The important thing to note is that although multiplicative trend model sounds solid from the theoretical point of view (it cannot produce negative values), it might be dangerous in cases of small samples and positive trends. In this situation the model can produce exploding trajectory, because the forecast corresponds to the exponent. I don’t have any universal solution for this problem for the moment, but I would recommend using ETS(M,Md,N) (damped multiplicative trend) model instead of ETS(M,M,N). The reason why I don’t recommend ETS(M,A,N), is because in cases of negative trend, with the typically low level of intermittent demand, the updated level might become negative, thus making model inapplicable to the data.

Finally, the experiments that I have conducted so far show that iETS\(_P\) is the most robust intermittent demand model in many cases. This is due to the flexibility of the probability update mechanism, proposed by Teunter et al. (2011).

Still, there is a question: how to make the model even more flexible, so that the occurrence part would be as versatile as the demand sizes part of the iETS model? We will have an answer to this question in the next post…

Комментарии к ««smooth» package for R. Intermittent state-space model. Part I. Introducing the model» (6 шт.):

  1. Interesting post! Can you elaborate on how one could tackle the problem of seasonal intermittency/absence, as with the watermelons only being sold for part of the year? I’m currently facing this issue with some products being sold only for 4-5 months per year,, where they have continuous demand, and then no demand at all for the remaining months.
    I have thought about using a different frequency for the time series and removing the periods with no sales, but sadly the starting and ending period are not always in the same week each year.

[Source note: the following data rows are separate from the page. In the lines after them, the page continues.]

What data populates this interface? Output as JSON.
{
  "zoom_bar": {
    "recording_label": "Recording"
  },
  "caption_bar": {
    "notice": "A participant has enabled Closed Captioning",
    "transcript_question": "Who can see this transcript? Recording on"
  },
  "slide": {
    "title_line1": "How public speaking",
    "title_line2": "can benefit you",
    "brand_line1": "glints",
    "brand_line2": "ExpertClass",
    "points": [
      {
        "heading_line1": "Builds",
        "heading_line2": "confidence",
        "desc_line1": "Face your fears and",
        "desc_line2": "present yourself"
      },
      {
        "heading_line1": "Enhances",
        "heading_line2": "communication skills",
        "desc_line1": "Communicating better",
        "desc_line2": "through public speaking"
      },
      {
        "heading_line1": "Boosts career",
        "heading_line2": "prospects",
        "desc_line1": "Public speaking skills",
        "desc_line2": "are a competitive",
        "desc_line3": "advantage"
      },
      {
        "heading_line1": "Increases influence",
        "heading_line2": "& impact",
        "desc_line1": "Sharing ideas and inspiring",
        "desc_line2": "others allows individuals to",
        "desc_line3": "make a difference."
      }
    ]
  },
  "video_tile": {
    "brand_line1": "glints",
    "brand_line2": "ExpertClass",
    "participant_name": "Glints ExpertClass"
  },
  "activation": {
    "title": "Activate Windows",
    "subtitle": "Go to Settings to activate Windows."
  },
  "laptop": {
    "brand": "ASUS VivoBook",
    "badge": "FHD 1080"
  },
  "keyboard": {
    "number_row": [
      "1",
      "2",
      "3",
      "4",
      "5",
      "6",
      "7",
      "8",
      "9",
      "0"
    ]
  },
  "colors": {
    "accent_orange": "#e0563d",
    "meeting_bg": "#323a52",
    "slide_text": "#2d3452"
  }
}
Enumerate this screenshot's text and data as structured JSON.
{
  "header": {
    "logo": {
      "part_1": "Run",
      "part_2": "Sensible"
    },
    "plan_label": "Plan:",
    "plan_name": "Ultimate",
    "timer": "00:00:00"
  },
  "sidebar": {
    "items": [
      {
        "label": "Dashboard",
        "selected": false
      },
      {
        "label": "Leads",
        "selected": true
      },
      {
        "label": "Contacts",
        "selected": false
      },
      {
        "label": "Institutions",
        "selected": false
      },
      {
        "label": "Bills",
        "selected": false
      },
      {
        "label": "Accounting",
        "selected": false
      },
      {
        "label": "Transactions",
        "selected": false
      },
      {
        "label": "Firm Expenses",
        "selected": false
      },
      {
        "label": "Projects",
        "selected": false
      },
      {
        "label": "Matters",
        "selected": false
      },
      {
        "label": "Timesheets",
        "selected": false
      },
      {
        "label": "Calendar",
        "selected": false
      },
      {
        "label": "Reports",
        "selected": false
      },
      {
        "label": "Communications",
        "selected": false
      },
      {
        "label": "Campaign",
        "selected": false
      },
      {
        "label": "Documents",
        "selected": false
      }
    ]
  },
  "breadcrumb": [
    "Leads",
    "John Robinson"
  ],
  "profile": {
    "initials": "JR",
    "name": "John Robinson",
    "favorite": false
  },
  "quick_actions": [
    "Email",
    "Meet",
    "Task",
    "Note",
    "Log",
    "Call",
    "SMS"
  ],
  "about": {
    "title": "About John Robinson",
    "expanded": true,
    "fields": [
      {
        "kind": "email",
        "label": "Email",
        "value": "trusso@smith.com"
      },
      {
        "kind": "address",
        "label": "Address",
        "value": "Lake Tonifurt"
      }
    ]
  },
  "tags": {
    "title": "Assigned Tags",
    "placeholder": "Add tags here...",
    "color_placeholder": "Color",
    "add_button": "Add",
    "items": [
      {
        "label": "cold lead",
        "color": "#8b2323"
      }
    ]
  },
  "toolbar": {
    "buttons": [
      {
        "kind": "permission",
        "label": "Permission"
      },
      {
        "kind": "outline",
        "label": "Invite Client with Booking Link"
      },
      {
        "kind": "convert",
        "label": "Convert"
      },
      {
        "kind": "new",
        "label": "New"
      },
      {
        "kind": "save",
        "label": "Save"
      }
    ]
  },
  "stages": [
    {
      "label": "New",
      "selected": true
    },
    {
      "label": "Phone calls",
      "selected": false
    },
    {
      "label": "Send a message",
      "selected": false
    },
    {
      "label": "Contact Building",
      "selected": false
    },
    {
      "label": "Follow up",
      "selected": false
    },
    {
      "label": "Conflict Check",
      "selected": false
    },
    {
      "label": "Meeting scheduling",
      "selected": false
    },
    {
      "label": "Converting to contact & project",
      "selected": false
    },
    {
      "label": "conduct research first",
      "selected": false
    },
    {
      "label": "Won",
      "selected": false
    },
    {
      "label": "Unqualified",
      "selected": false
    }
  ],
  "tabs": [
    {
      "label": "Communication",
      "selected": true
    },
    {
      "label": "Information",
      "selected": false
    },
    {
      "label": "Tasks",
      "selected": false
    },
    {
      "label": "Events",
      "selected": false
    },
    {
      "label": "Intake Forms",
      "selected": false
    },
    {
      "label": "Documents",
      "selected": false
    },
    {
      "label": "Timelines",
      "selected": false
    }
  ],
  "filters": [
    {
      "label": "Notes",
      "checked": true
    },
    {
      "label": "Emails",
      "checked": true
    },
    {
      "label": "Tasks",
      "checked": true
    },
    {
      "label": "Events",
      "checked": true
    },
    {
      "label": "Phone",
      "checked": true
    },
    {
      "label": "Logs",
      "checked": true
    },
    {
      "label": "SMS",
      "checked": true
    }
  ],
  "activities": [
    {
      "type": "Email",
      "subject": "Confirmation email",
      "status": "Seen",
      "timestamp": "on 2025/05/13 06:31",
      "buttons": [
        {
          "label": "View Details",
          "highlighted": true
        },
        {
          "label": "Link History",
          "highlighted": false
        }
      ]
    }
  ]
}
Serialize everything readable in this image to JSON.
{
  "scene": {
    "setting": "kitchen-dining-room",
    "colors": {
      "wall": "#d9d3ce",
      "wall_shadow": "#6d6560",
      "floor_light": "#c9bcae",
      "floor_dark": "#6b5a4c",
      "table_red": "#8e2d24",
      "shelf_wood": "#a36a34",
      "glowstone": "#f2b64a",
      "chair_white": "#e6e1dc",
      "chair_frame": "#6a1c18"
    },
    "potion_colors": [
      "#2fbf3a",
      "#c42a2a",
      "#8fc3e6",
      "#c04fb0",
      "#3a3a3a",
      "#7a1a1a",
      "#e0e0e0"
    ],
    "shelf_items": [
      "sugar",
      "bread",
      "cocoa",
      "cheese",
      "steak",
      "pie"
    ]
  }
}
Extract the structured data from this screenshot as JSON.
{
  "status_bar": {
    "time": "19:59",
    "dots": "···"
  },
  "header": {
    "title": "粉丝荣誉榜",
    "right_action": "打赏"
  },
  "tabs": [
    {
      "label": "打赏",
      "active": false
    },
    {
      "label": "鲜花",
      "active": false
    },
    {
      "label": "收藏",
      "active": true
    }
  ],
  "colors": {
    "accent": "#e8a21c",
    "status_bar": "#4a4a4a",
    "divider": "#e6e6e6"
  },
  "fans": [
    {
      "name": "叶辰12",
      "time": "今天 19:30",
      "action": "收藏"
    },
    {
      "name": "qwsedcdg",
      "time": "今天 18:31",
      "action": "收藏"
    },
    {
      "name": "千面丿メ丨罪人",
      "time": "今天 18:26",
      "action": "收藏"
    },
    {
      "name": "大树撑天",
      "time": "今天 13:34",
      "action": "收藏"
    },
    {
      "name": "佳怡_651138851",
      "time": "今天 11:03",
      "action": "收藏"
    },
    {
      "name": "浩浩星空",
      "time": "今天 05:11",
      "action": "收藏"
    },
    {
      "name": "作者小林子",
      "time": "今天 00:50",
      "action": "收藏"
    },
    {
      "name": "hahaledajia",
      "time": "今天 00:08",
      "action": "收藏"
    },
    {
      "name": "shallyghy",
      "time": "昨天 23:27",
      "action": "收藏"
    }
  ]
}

    • Hi Casper,

      I don’t have a specific model for that yet, and I have not covered some specifics of the functions of smooth in order to give the detailed answer. But if you know when the sales start and when they end (so you know specific values for o_t), then you can provide those values as a vector of dummies in the intermittent parameter. The other option would be to model time varying probability based on ETS(M,N,M) model for demand occurrence (meaning that there are periods, when probability is very high and the others, when it’s very low), but this relies on logistic model that has not been covered yet, and has its own limitations. I will discuss it in the next post.

      Cheers,
      Ivan

      • Hi Ivan,

        Thanks for your answer. I do happen to know when the sales start and end, so I think the first approach would make most sense.

        What do you mean exactly when you say to provide the dummy vector to the intermittent parameter? I tried fitting a model like this:
        es(data, “MNN”, intermittent = dummy_vector, h = h), and got an error (i also tried fitting other types than MNN).

          • I restarted my R session and now it works – I’m not sure what happened.

            The results are, however, not as great as I had hoped. The main issue is that the data is seasonal, but I can only estimate a non-seasonal model due to too few non-zero values. I guess this is due to the fact that the underlying model tries to estimate seasonality for all of the year, and I only have data for around 14 weeks during the winter?

            Do you have any ideas for how to proceed? I haven’t come across anything solving this problem yet, although I feel it should be quite a common problem in retailing.

            • This happens sometimes, I’m not sure why…

              The problem with seasonal models on intermittent data is exactly what you say – very low number of observations. So the default univariate models will struggle with fitting anything meaningful with seasonality. John Boylan, Stephan Kolassa and I are currently working on one of the potential solutions for this problem (using vector models instead of univariate ones), but this is an ongoing research, in an alpha stage…

              One of the potential solutions for now is to use dummy variables for seasons instead (for the cases, where intermittent!=0) – this might work slightly better. You can use xreg parameter in es() for that. Please, let me know if this works.

Leave a Reply

Your email address will not be published. Required fields are marked *